PROMPT => A line qualifies if it holds the string "data". Copy every qualifying line from the records.

##### MATERIAL FOR THIS TASK #####

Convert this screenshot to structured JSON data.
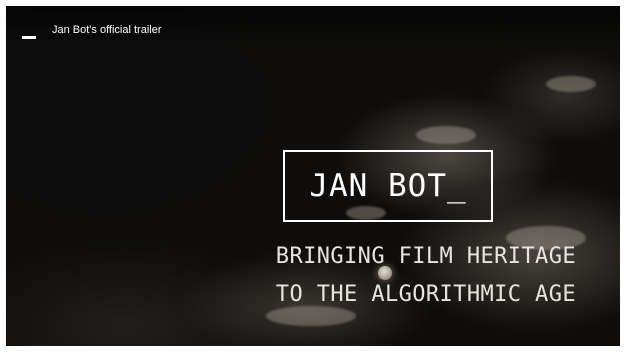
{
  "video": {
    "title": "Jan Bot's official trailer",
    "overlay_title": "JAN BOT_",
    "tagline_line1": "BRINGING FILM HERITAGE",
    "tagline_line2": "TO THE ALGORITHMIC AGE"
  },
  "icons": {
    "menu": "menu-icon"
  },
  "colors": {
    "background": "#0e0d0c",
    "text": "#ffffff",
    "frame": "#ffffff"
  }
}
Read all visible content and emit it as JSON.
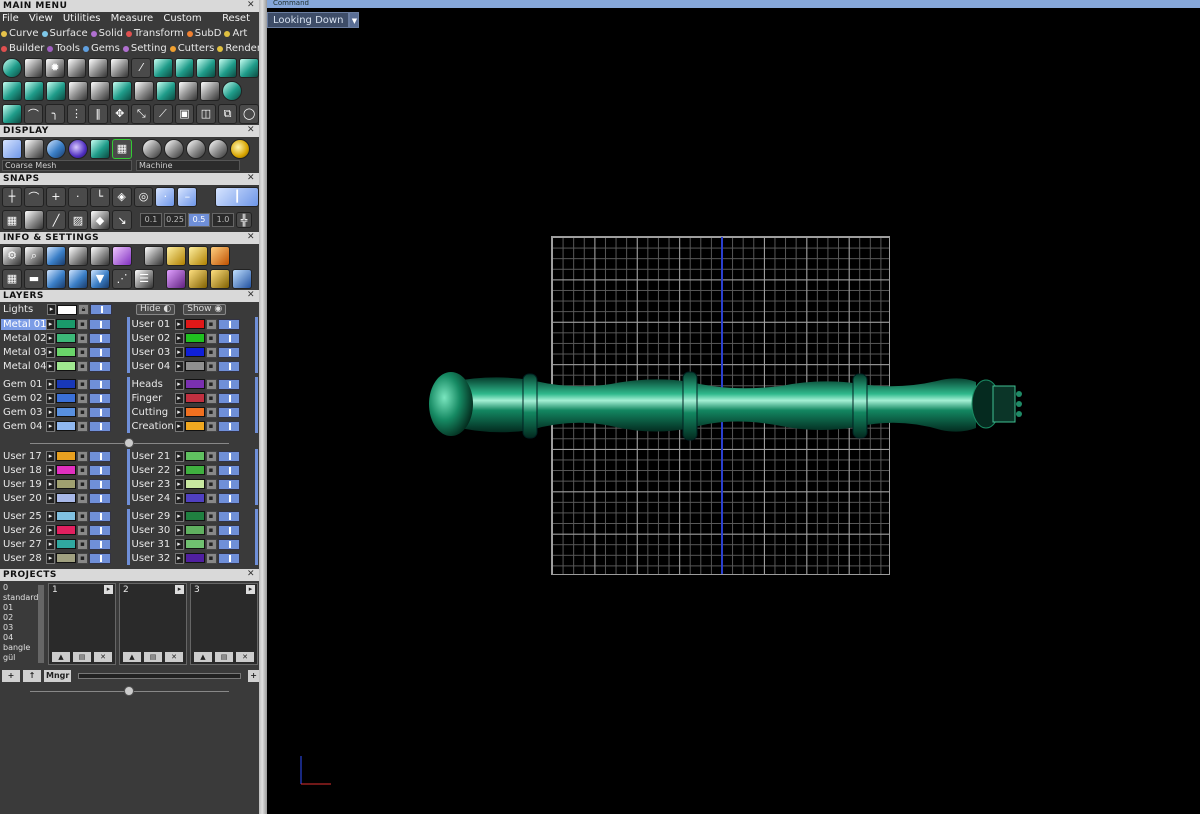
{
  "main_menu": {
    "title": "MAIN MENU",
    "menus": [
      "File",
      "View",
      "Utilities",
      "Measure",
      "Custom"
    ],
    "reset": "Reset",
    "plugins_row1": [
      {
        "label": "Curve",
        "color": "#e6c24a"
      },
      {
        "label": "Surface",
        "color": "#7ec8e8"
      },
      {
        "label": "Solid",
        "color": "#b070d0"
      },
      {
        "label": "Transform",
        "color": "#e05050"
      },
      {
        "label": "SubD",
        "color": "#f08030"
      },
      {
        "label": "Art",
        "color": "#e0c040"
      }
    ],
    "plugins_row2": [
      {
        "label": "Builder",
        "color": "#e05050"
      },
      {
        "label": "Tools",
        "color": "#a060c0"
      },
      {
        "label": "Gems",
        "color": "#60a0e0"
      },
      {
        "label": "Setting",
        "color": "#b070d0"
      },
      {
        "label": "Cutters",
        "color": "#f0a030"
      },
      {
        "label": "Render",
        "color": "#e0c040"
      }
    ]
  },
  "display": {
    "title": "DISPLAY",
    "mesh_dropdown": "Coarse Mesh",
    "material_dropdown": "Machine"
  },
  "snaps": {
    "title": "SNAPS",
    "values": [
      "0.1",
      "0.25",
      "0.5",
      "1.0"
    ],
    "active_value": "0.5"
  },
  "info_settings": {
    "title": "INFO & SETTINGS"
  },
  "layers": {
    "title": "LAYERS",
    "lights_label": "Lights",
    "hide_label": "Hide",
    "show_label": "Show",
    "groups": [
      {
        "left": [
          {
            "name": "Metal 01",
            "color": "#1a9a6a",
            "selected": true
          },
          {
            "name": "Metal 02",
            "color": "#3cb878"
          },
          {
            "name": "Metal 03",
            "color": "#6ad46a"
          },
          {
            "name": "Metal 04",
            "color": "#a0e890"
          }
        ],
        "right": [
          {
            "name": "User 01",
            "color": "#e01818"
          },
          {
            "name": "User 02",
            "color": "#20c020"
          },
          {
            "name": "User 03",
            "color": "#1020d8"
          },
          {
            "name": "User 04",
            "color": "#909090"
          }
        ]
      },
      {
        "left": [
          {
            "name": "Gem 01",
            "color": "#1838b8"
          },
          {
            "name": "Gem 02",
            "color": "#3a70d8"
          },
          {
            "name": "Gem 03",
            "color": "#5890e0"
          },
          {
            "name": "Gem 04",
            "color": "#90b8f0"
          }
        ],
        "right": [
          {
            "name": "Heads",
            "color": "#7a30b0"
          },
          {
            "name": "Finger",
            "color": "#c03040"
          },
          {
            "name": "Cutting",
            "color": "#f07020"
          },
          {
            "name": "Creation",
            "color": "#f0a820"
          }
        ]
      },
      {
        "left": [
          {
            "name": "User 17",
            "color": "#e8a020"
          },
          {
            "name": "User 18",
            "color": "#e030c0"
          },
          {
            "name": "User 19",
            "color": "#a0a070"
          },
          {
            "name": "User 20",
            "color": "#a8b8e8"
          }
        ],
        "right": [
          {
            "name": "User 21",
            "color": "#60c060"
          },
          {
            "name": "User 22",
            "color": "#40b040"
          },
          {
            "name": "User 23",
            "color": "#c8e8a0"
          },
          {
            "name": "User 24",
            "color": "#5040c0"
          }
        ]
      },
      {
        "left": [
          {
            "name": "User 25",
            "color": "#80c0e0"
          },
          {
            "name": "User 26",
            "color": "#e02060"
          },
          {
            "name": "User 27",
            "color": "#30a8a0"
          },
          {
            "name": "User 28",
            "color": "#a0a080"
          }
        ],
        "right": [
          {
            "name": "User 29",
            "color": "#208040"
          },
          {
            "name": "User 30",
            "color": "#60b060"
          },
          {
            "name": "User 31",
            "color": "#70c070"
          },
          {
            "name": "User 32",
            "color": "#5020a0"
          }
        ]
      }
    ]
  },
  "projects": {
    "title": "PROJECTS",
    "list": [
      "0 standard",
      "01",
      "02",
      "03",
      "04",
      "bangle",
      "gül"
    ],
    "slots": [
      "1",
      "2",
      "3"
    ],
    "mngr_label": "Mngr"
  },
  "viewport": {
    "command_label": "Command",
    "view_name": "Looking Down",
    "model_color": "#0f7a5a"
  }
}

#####
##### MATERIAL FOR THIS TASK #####

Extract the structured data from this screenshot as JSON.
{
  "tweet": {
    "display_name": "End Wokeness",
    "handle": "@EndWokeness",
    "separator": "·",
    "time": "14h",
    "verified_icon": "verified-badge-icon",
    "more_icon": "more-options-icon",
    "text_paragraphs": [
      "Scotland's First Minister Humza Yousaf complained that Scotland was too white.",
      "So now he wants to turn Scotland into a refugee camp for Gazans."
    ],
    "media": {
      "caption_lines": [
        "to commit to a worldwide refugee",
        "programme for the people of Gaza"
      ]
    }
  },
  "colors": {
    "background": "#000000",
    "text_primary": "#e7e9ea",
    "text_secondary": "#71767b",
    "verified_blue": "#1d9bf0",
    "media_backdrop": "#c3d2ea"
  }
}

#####
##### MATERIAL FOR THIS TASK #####

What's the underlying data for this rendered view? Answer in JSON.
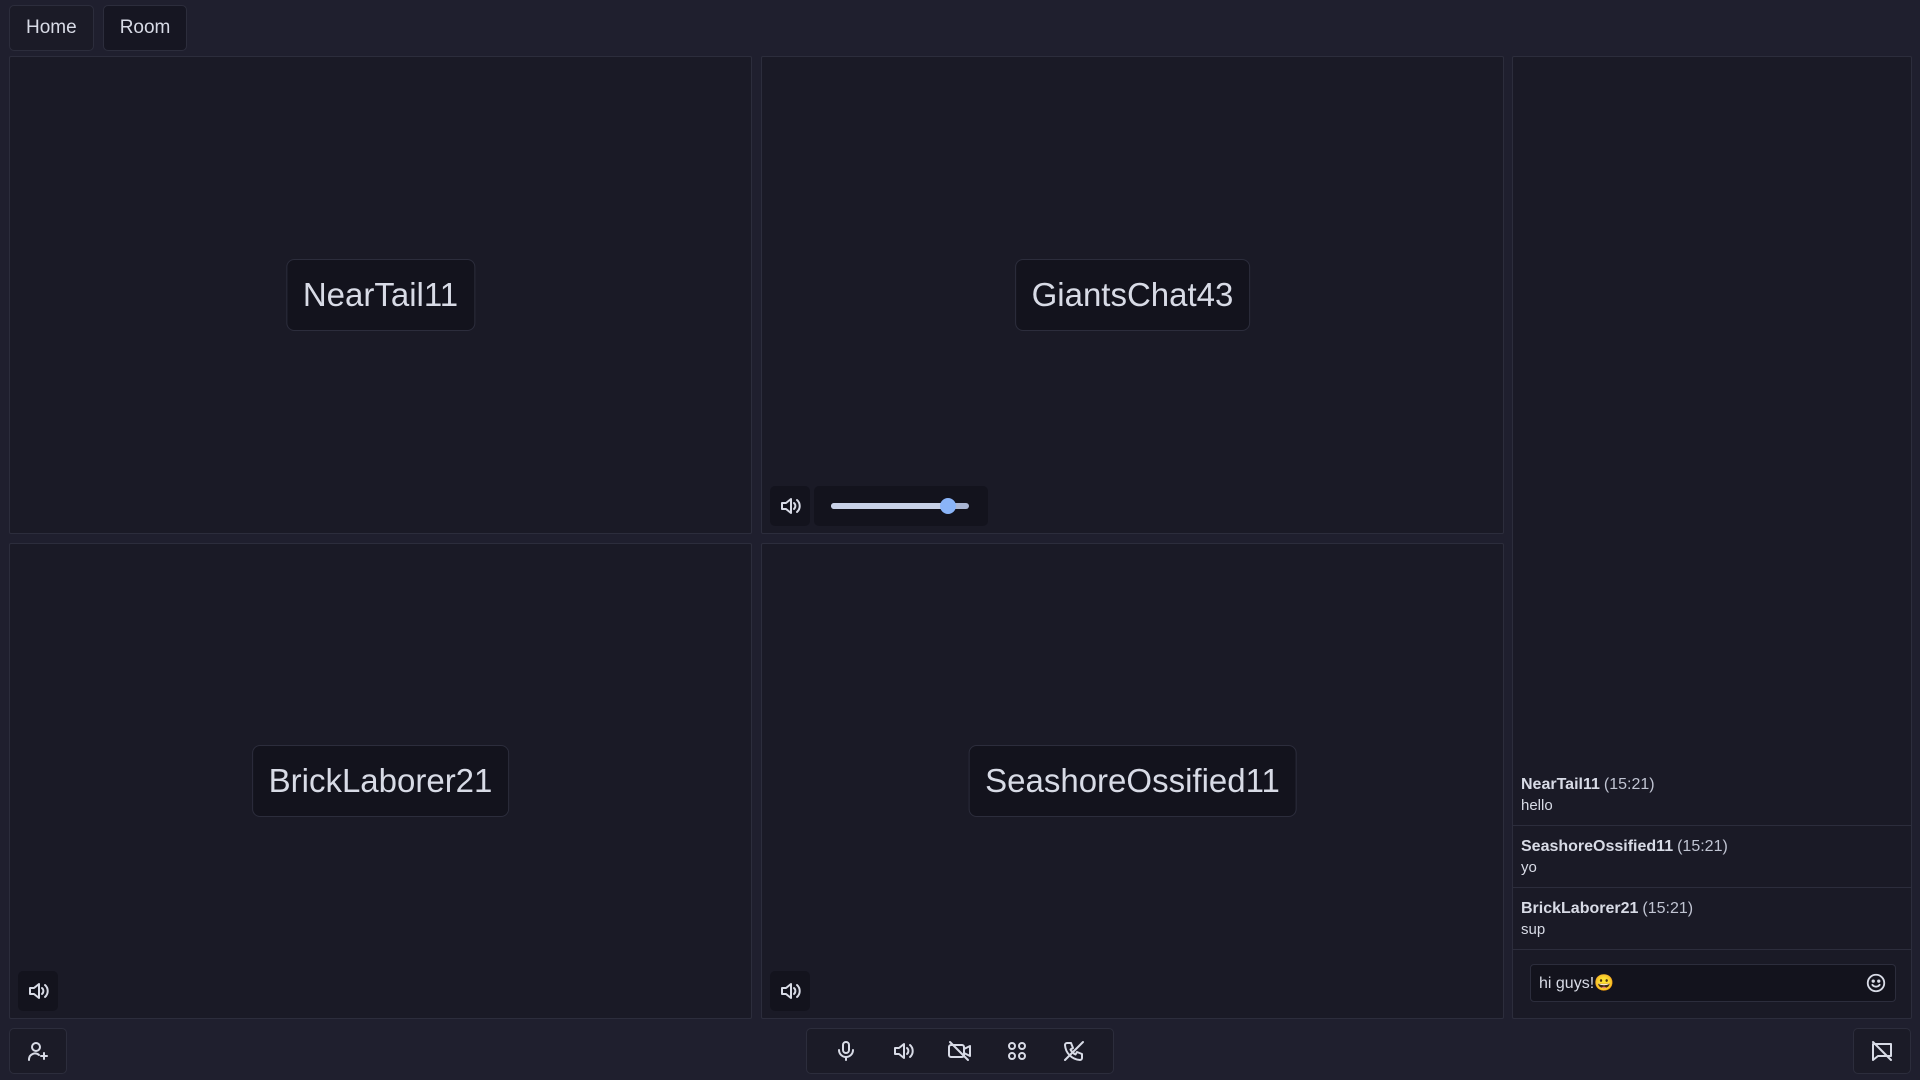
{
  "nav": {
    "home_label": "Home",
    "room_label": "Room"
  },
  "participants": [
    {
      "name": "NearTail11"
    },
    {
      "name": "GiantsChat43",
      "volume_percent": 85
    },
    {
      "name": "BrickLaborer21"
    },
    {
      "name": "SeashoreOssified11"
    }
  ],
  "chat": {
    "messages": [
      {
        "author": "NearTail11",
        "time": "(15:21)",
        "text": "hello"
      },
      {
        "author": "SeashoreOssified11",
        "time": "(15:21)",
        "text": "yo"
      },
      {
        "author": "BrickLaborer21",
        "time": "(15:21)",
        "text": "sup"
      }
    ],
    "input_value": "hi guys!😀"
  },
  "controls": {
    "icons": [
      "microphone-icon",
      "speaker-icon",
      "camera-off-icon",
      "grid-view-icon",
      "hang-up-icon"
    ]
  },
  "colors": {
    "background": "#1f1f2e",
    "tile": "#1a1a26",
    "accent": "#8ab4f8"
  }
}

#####

YOUR RESPONSE =>
Convert this screenshot to structured JSON data.
Extract the structured data from this screenshot as JSON.
What's the underlying data for this rendered view? Answer in JSON.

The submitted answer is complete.